To Annie: this is how you spent the day you turned 7 years and 5 months old.
You and Paul spend the first 20 quiet minutes of the day doing your own thing. I see you a few minutes after seven, towing a long finger-weaving up the stairs that I made last night watching TV and have some plans for. I try to spare your feelings while I confiscate it. You rebound. You and Dad discussed going for a jog this morning; you remember; and you are ready. You suit up and head out.
Undeterred by a fall and some light knee-scraping, you complete a full mile triumphantly. In the flush of victory, you consent to a hardware store trip with Dad, who’s keen to buy a tree lopper, and you spend 98 cents from your allowance to acquire a bug repellent bracelet in red, white, and blue.
Back home, you get back to playing with Paul. Benignly neglected, you open 14 dried fruit packages to mine the collectors cards inside. “Don’t worry, Mom, we ate most of them.” Cool cool cool. You move onto fort building, executing an indisputably excellent construction in the den.
You visit me in my office/library, writing notes on my whiteboard and rediscovering treasures like Mulberry the polar bear. You spot the yarn and start a finger-weaving of your own. Your creation, in dark gold, suggests itself to you as a tortilla, and you decide to craft tacos for the Geralds, whom we’re going to visit later in the afternoon. Great project idea! We brainstorm how to create the components, and you put me to work on tortilla weaving and cutting cheese shreds out of orange felt while you trim pink yarn into strips of bacon.
Around 2, we head to their place, and you present your offering. We head upstairs so you can hunt for their new kittens. When we find them, you’re mostly scared.

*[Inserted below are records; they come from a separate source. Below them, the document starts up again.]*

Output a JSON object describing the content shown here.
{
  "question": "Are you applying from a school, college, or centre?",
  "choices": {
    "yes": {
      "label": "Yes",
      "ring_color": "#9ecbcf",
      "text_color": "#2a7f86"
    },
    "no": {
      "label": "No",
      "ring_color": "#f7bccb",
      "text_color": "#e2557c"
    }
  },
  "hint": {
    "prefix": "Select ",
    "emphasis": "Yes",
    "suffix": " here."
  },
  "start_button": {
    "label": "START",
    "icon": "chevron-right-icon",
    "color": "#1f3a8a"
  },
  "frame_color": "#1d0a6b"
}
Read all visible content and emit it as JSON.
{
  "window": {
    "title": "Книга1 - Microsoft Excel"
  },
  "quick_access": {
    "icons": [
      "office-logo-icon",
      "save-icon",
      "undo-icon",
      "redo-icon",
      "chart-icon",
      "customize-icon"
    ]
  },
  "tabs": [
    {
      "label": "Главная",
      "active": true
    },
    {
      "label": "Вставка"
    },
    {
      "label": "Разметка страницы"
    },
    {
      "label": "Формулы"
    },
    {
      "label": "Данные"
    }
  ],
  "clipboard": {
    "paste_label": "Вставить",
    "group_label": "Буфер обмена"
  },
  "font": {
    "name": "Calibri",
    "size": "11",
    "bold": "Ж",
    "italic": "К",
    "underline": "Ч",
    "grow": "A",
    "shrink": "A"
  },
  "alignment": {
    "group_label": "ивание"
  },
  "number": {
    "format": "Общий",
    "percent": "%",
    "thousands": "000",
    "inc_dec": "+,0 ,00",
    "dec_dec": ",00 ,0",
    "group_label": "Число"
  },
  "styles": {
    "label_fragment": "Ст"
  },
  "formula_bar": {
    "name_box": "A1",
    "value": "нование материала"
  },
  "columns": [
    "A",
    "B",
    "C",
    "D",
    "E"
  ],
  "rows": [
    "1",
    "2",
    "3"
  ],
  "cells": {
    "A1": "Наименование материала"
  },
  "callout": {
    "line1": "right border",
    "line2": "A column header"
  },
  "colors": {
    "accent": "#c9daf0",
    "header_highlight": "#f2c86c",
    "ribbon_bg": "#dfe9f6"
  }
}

You, Paul, and Shae make your way into the pool and have hours of high seas adventures, punctuated by tender moments with toddler Asher.
Back home, you cheerfully carry the dining room chairs from the fort build back to the table, and change clothes. You and Paul have a lengthy negotiation about chicken nugget splitting, which ends amicably. You eat a pile of sliced cucumbers, and not many of your hard-won nuggets.
Dad is reading the last two chapters of the BFG tonight. We read it the first time a year or so ago, and your ability to understand and follow all the details is incredibly improved. I’ve introduced a little extra poignancy by telling you that the Queen of England who features so prominently in the book has actually in real life just died.
All ends well for Sophie and the BFG, though, and likewise for you. Goodnight, not-so-little one.